__Task to complete__: Each line that has the string "前线日志" must be copied from the records below.

----

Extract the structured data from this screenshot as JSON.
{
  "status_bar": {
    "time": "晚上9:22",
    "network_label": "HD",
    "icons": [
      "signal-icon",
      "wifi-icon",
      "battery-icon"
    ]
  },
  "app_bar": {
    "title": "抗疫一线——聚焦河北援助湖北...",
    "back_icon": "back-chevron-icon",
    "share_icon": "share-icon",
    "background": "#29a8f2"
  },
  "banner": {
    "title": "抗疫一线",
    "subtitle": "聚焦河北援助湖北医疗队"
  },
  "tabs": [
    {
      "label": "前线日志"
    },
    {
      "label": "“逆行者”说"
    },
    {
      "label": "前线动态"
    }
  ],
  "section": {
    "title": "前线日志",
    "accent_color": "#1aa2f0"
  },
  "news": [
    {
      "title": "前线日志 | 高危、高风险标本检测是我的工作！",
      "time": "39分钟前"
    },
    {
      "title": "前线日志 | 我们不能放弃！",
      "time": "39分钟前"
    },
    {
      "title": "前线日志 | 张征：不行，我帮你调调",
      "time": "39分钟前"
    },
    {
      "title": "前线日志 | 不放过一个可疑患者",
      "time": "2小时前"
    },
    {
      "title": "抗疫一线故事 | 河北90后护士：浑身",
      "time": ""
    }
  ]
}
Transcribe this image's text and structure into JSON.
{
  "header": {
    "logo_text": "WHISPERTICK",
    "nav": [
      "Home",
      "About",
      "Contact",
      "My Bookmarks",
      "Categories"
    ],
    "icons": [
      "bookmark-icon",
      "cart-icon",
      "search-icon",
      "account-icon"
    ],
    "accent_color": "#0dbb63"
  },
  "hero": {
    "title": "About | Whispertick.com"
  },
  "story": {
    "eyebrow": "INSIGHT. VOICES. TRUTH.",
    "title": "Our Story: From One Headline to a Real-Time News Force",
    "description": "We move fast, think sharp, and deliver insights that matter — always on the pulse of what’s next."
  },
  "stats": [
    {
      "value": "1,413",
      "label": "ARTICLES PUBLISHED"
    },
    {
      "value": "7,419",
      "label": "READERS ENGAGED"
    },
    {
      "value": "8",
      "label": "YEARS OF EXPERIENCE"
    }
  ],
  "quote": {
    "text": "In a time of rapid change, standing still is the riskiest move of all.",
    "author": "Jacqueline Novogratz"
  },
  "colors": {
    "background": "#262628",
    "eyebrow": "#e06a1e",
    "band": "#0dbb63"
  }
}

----

__Exercise solution__:
      "label": "前线日志"
    "title": "前线日志",
      "title": "前线日志 | 高危、高风险标本检测是我的工作！",
      "title": "前线日志 | 我们不能放弃！",
      "title": "前线日志 | 张征：不行，我帮你调调",
      "title": "前线日志 | 不放过一个可疑患者",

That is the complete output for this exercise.